2. we would like to live as independent adults again (those of you who have not returned to infancy by moving into a culture where you start barely able to communicate your need for the bathroom will have to take my word for this)
3. we would like to cook our own food (or have the option, without inner conflict) again
4. we would like to know what it's like to have to do everything in Thailand, on our own
This forth one is a little more idealist than necessarily true for me which is why the decision to stay or go has involved more deliberation than one might think. We may rent a house that requires us to going to 100% hand washing of clothing. It may also have us hauling water, it will certainly involve a lot of legwork for the basic logistics of eating. We will need to cook or buy our own food, which will take a significant amount of time with only a bicycle as transportation, and markets a few miles away. In almost all cases, our version of Thai food, will be substandard to the food we are currently eating (and not buying or cooking). Now I have never been a person that is too lazy to maintain a clean home, or cook a good meal, or even do laundry the old fashioned way, and of course Erin has not either. But as character building as these activities may be, I question the time expenditure. After all, we could be doing other things during those times, with others in the community, if nothing else the easiest one of the 3 things we came here to do, exchanging ideas with Thais.
As of right now, it looks like availability of a suitable house will decide whether or not we stay with mair and paw. We have already seen three available rentals. One of which was so full of pigeons, dead pigeons, and pigeon shit that we were a little taken back that the person in charge of it would even consider having humans inhabit the place. I was humorously corrected by our neighbor a few days ago when I told them that we were not interested in renting the "ban ki nok" or bird shit house when they told me that saying those words was not clean (we declined even looking at another place we call the "ban ki gai" for similar reasons). The second house is right off what they call in Thailand a superhighway (2 lanes with any conceivable form of transport on them at the same time), with walls so porous you could probably feel the wind blow, and another that is actually pretty nice but completely unfurnished to the point where we would need to spend 6 months salary to purchase what we need. We are now waiting to hear on a fourth place that we were informed is owned by a rather better off individual who lives in Bangkok currently. We are not sure that this house is even for rent yet because the owner supposedly returns to the village for short stays periodically though we are hoping that the allure of some extra cheddar in his pocket might get us a nice comfy house to live in.

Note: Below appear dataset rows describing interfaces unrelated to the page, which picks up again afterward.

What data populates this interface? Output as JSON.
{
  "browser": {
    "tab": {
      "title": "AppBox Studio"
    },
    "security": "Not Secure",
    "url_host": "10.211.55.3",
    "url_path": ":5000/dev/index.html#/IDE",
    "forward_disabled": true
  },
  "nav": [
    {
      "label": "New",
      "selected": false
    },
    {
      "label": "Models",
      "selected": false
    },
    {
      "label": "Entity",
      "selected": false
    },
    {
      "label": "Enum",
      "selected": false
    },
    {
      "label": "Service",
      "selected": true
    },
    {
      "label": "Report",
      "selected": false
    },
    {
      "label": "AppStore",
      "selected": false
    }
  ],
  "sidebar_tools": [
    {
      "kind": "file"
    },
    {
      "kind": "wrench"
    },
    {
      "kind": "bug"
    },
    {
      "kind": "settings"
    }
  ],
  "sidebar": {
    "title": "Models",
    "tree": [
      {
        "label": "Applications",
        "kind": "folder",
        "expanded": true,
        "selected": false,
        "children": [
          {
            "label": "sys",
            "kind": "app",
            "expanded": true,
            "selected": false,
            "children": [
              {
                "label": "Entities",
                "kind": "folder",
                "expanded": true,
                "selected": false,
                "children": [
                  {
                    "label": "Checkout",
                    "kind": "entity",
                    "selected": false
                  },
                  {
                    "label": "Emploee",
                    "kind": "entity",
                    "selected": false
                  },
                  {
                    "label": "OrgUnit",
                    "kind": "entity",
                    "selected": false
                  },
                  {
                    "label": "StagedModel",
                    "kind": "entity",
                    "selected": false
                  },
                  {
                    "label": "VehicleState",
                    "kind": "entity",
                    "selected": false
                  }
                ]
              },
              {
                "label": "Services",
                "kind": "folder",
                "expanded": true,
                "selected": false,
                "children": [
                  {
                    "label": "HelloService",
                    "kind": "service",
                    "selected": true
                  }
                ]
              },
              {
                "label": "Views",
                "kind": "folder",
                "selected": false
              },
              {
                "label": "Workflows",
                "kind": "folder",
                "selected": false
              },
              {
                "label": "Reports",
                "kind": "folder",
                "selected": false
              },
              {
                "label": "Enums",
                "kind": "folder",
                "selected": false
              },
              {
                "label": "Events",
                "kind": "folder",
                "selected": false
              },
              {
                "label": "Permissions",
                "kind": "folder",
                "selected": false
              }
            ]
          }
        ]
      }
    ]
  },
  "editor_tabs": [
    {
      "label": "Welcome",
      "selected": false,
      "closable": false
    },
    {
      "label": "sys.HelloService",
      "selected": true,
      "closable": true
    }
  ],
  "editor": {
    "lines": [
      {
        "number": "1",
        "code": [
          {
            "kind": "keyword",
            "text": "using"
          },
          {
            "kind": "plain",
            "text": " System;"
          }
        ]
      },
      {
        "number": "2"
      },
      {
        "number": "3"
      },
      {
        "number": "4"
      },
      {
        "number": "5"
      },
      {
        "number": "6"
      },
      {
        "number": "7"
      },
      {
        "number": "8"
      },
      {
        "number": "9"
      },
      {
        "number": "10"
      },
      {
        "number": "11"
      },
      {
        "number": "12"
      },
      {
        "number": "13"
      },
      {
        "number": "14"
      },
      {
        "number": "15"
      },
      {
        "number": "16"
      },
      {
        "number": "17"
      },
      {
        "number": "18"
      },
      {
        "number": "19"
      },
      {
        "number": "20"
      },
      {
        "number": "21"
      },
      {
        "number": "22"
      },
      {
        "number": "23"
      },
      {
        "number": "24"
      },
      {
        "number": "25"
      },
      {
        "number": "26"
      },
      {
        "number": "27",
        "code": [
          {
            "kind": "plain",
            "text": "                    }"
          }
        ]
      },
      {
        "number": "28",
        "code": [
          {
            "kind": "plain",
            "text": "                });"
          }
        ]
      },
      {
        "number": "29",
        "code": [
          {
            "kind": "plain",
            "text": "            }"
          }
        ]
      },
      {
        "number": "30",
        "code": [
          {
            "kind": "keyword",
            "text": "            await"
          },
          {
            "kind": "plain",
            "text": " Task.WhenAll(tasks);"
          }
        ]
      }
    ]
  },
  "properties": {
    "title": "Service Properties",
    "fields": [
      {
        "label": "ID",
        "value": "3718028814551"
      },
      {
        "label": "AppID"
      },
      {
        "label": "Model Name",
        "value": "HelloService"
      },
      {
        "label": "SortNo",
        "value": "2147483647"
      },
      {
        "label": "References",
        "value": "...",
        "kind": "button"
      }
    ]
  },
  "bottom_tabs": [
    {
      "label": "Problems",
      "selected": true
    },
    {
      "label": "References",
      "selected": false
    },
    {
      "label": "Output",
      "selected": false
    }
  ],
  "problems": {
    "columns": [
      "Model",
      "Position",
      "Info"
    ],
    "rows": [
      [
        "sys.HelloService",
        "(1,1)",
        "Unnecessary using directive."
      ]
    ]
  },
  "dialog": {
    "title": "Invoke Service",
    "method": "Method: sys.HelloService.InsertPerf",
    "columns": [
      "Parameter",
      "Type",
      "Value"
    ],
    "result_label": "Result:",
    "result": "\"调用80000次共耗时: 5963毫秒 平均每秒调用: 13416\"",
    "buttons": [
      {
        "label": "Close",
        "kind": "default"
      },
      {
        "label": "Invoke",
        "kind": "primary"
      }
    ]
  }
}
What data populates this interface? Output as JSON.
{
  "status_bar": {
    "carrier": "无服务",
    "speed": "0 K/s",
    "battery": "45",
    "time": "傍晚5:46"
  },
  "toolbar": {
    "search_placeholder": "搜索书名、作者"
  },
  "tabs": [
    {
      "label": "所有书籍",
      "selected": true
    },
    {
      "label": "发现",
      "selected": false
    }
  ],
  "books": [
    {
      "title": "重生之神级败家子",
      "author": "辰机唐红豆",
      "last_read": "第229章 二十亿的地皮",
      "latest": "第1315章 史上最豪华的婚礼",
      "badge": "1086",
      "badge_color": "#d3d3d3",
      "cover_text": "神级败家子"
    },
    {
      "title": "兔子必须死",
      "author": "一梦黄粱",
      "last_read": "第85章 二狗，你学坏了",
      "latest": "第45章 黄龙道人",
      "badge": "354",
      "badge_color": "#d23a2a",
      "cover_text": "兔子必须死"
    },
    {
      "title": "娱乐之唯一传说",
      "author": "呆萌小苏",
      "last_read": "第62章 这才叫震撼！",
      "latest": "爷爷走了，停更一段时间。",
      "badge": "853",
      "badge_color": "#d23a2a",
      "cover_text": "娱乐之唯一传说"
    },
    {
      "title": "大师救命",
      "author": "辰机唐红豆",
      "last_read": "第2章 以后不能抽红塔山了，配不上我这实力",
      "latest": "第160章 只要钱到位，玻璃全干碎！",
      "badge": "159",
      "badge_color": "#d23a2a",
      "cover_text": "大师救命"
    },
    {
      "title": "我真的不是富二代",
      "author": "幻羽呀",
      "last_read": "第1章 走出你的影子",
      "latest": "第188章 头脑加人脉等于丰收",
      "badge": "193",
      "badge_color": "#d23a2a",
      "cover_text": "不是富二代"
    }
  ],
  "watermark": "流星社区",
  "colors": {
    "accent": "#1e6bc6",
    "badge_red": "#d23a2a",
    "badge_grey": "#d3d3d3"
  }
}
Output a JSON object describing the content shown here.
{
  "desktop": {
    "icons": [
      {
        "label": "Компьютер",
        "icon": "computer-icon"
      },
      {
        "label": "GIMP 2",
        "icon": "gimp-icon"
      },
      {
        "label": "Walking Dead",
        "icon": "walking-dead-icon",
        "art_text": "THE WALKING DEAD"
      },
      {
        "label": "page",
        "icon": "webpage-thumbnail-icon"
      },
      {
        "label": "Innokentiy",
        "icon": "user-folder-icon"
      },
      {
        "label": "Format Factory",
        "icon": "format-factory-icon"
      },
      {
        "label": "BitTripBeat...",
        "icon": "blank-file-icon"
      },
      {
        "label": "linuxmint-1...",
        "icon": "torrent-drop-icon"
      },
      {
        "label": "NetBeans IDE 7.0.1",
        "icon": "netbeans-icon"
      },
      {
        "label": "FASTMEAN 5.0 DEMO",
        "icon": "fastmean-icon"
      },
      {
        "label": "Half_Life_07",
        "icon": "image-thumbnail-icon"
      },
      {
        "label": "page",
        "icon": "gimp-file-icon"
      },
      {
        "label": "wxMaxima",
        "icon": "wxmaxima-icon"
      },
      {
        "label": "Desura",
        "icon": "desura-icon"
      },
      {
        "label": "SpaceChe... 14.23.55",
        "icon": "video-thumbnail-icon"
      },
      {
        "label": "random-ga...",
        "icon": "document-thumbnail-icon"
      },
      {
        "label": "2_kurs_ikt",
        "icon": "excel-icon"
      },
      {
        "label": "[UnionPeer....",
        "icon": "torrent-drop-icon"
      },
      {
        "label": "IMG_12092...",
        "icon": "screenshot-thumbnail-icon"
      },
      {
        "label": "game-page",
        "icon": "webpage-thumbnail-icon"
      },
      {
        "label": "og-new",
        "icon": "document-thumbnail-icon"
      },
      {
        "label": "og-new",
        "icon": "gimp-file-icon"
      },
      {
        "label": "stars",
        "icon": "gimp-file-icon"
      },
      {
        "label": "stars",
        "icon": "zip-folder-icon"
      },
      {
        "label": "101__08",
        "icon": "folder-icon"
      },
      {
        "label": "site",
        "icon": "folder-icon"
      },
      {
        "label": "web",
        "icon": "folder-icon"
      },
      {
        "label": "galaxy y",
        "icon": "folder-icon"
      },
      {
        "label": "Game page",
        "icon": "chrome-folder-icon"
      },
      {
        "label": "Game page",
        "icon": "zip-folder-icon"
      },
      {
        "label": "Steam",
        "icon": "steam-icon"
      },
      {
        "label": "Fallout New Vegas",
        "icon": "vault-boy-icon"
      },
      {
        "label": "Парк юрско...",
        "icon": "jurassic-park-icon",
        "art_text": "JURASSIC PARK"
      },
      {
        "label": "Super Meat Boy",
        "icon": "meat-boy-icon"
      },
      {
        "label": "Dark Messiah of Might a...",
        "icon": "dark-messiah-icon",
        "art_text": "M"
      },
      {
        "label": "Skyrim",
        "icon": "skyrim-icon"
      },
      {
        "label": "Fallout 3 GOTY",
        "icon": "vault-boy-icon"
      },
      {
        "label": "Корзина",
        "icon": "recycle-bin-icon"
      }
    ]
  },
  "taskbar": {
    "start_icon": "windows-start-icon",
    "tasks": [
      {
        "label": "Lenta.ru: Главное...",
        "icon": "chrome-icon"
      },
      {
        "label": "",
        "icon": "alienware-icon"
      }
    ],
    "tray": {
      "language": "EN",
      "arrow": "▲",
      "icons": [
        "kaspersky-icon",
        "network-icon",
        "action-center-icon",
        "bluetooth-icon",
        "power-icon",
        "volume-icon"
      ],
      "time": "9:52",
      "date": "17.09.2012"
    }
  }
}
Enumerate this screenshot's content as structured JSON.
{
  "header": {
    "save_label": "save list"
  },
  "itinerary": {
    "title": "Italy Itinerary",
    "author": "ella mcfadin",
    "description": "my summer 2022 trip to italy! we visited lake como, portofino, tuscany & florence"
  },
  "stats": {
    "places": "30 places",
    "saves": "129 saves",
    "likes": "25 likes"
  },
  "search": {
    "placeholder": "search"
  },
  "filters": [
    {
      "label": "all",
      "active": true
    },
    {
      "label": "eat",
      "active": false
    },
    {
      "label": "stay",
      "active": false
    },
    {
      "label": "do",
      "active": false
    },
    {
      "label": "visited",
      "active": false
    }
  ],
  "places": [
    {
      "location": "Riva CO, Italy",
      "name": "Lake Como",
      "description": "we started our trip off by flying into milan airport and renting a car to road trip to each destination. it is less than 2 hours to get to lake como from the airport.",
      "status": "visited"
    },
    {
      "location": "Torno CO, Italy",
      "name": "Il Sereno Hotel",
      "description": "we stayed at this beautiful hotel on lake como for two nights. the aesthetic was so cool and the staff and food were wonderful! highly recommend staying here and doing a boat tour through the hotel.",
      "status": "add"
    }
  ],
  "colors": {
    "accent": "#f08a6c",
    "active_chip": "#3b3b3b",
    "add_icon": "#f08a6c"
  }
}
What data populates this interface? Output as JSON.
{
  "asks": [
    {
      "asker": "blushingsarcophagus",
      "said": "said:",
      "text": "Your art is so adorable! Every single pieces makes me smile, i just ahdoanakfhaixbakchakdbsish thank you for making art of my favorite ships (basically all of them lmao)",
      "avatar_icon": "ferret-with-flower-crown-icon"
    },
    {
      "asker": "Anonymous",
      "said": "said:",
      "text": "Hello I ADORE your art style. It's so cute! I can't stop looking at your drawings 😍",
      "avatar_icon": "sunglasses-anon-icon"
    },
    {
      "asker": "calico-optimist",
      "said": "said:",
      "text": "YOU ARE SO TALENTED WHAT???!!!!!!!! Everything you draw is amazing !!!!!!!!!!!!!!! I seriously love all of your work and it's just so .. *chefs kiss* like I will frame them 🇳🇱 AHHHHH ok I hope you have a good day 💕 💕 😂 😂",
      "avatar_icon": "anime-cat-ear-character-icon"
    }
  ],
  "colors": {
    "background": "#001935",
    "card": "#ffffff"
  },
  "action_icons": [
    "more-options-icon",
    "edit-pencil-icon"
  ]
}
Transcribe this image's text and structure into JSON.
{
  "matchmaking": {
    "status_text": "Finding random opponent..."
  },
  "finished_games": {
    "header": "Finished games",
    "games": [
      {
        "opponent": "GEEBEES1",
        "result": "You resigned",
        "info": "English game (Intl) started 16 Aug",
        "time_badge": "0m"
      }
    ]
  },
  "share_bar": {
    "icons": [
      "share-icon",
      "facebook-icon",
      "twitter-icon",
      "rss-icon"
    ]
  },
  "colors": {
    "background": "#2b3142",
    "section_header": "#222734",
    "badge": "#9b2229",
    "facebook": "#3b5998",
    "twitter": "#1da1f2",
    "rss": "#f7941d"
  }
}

Some of our friends in PC here have already found splendid places in Thailand to live for the next couple of years. Some have probably already decided to live with their host family for the duration. As one of three married couples I think, like the others, that Erin and I came in with the expectation that we would certainly move out on our own after a few months. That said, it will not be the end of the world if we don't. After every conversation we've had with our host family about the reasons we have for not wanting to stay in their home (even though they have essentially begged us to do so) they continue to be more understanding and come up with additional ways to make where we are in the bottom floor of their house, more like it's own residence. Yesterday paw told me he would be purchasing an additional gas burner for the first floor so that we could cook "ahan farang" there whenever we want. He reiterated that all of our guests are welcome and that he has no issue whatever with chauffeuring people around when we need it. I told him to hold off on the burner until we decide what we are going to do, and that we can purchase it ourselves. He's said well "gas is standing by" pointing to a place under the counter where the propane tank is probably sitting.